Niki Lauda wants to speak to Bernie Ecclestone next week about why the Mercedes cars did not feature in television coverage of the Japanese Grand Prix.
Social media was awash with comments – and wild conspiracy theories – during the Suzuka race about why the world television feed barely featured any of the Mercedes cars.
Mercedes itself tweeted a smiley face response to a comment in the closing stages of the race when the Silver Arrows were finally shown.
Furthermore, there were only restricted views of the pitstops, and a continued lack of garage coverage.
Lauda, who is non-executive chairman of Mercedes, said that the situation puzzled him and he wanted to take up the matter with Ecclestone.
"It was funny, to be honest, because I was watching TV, it rolled along and funny enough I saw Saubers and a lot of Honda cars," he said.
"I don't know why: someone must do the filming here, I have to ask what is wrong with him.
"So I have to ask – I want to see Bernie next week and ask him what is the reason? If you ask the question, you get an answer.
"At the moment I can't say much but it was funny today, with the pitstop of Lewis, the leader, you only saw him driving out. You didn't even see how he changed his wheels, so it was interesting to see."

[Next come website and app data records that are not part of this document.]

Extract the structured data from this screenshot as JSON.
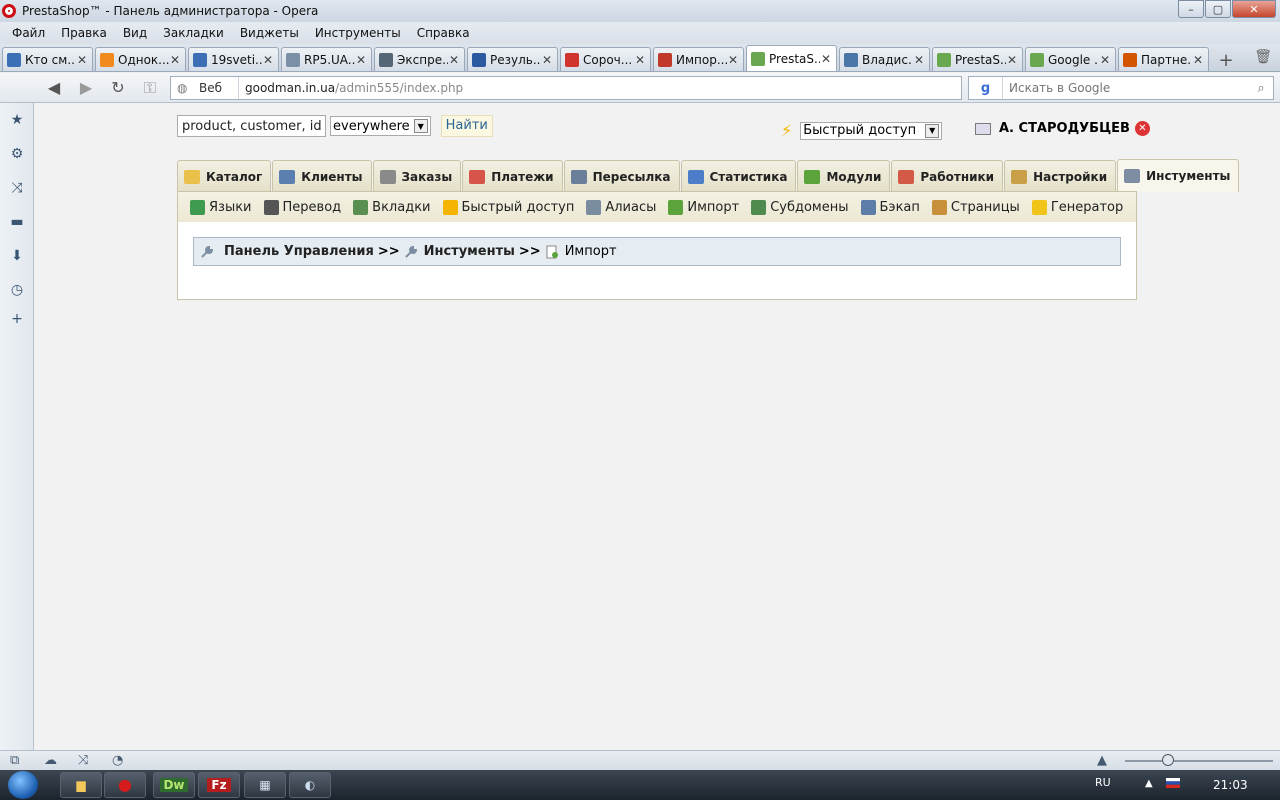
{
  "window": {
    "title": "PrestaShop™ - Панель администратора - Opera",
    "buttons": {
      "minimize": "–",
      "maximize": "▢",
      "close": "✕"
    }
  },
  "menu": [
    "Файл",
    "Правка",
    "Вид",
    "Закладки",
    "Виджеты",
    "Инструменты",
    "Справка"
  ],
  "tabs": [
    {
      "label": "Кто см...",
      "icon": "at-icon",
      "color": "#3d6fb6"
    },
    {
      "label": "Однок...",
      "icon": "odnoklassniki-icon",
      "color": "#f08a1d"
    },
    {
      "label": "19sveti...",
      "icon": "at-icon",
      "color": "#3d6fb6"
    },
    {
      "label": "RP5.UA...",
      "icon": "weather-icon",
      "color": "#7b8fa6"
    },
    {
      "label": "Экспре...",
      "icon": "speed-dial-icon",
      "color": "#556677"
    },
    {
      "label": "Резуль...",
      "icon": "j-icon",
      "color": "#2c5aa0"
    },
    {
      "label": "Сороч...",
      "icon": "shop-icon",
      "color": "#d0342c"
    },
    {
      "label": "Импор...",
      "icon": "import-icon",
      "color": "#c0392b"
    },
    {
      "label": "PrestaS...",
      "icon": "presta-icon",
      "color": "#6aa84f"
    },
    {
      "label": "Владис...",
      "icon": "vk-icon",
      "color": "#4a76a8"
    },
    {
      "label": "PrestaS...",
      "icon": "presta-icon",
      "color": "#6aa84f"
    },
    {
      "label": "Google ...",
      "icon": "presta-icon",
      "color": "#6aa84f"
    },
    {
      "label": "Партне...",
      "icon": "search-icon",
      "color": "#d35400"
    }
  ],
  "active_tab_index": 8,
  "address": {
    "scheme_label": "Веб",
    "url_host": "goodman.in.ua",
    "url_path": "/admin555/index.php",
    "search_placeholder": "Искать в Google",
    "search_engine": "g"
  },
  "admin": {
    "search_value": "product, customer, id...",
    "scope_select": "everywhere",
    "search_button": "Найти",
    "quick_access": "Быстрый доступ",
    "user_name": "А. СТАРОДУБЦЕВ",
    "tabs": [
      {
        "label": "Каталог",
        "icon": "folder-icon",
        "color": "#e8c04a"
      },
      {
        "label": "Клиенты",
        "icon": "user-icon",
        "color": "#5b7fb0"
      },
      {
        "label": "Заказы",
        "icon": "cart-icon",
        "color": "#8a8a8a"
      },
      {
        "label": "Платежи",
        "icon": "payment-icon",
        "color": "#d6544a"
      },
      {
        "label": "Пересылка",
        "icon": "truck-icon",
        "color": "#6a7f99"
      },
      {
        "label": "Статистика",
        "icon": "chart-icon",
        "color": "#4d7cc9"
      },
      {
        "label": "Модули",
        "icon": "puzzle-icon",
        "color": "#5aa43b"
      },
      {
        "label": "Работники",
        "icon": "employee-icon",
        "color": "#d25a47"
      },
      {
        "label": "Настройки",
        "icon": "settings-icon",
        "color": "#c9a048"
      },
      {
        "label": "Инстументы",
        "icon": "wrench-icon",
        "color": "#7d8ea3"
      }
    ],
    "active_tab_index": 9,
    "subnav": [
      {
        "label": "Языки",
        "icon": "globe-icon",
        "color": "#3f9b4f"
      },
      {
        "label": "Перевод",
        "icon": "text-icon",
        "color": "#555555"
      },
      {
        "label": "Вкладки",
        "icon": "tabs-icon",
        "color": "#5a8f52"
      },
      {
        "label": "Быстрый доступ",
        "icon": "lightning-icon",
        "color": "#f4b400"
      },
      {
        "label": "Алиасы",
        "icon": "magnifier-icon",
        "color": "#7a8ca0"
      },
      {
        "label": "Импорт",
        "icon": "import-icon",
        "color": "#5aa43b"
      },
      {
        "label": "Субдомены",
        "icon": "subdomain-icon",
        "color": "#4f8a4f"
      },
      {
        "label": "Бэкап",
        "icon": "backup-icon",
        "color": "#5d7da8"
      },
      {
        "label": "Страницы",
        "icon": "pages-icon",
        "color": "#c8903a"
      },
      {
        "label": "Генератор",
        "icon": "bulb-icon",
        "color": "#f0c419"
      }
    ],
    "breadcrumb": {
      "root": "Панель Управления",
      "section": "Инстументы",
      "current": "Импорт",
      "separator": ">>"
    }
  },
  "taskbar": {
    "apps": [
      {
        "label": "",
        "icon": "explorer-icon"
      },
      {
        "label": "",
        "icon": "opera-icon"
      },
      {
        "label": "Dw",
        "icon": "dreamweaver-icon"
      },
      {
        "label": "",
        "icon": "filezilla-icon"
      },
      {
        "label": "",
        "icon": "calculator-icon"
      },
      {
        "label": "",
        "icon": "paint-icon"
      }
    ],
    "language": "RU",
    "clock": "21:03"
  }
}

Mercedes motorsport boss Toto Wolff added: "I wasn't sure during the race where we were, I needed to look on the timing screens as I couldn't see cars on track.
"Our first priority is to win the race, and if that is not enough, then this is beyond my control."
One theory was that the lack of coverage could have been related to Mercedes refusing to supply engines to Red Bull, whose future in F1 is uncertain.
At the Belgian Grand Prix, Ecclestone has warned the German car manufacturer about such a stance.
"They would rather not, I think….but they ought to think carefully about not giving one," he said about Mercedes' position back then.
However, both Wolff and Lauda doubted that the reason was related to that situation.
"I don't think that this is linked," explained Wolff. "Obviously spectacular TV pictures are important and some of the shots were spectacular, with good fighting midfield, and this is where the camera was on."
Lauda added: "You cannot go in that direction [to link it with the engine situation] because I spoke to Bernie on a couple of occasions about this engine deal and it was very clear that [Dietrich] Mateschitz never really approached us, for the reasons that he never really liked Mercedes from the past.
"It was nothing to do with today."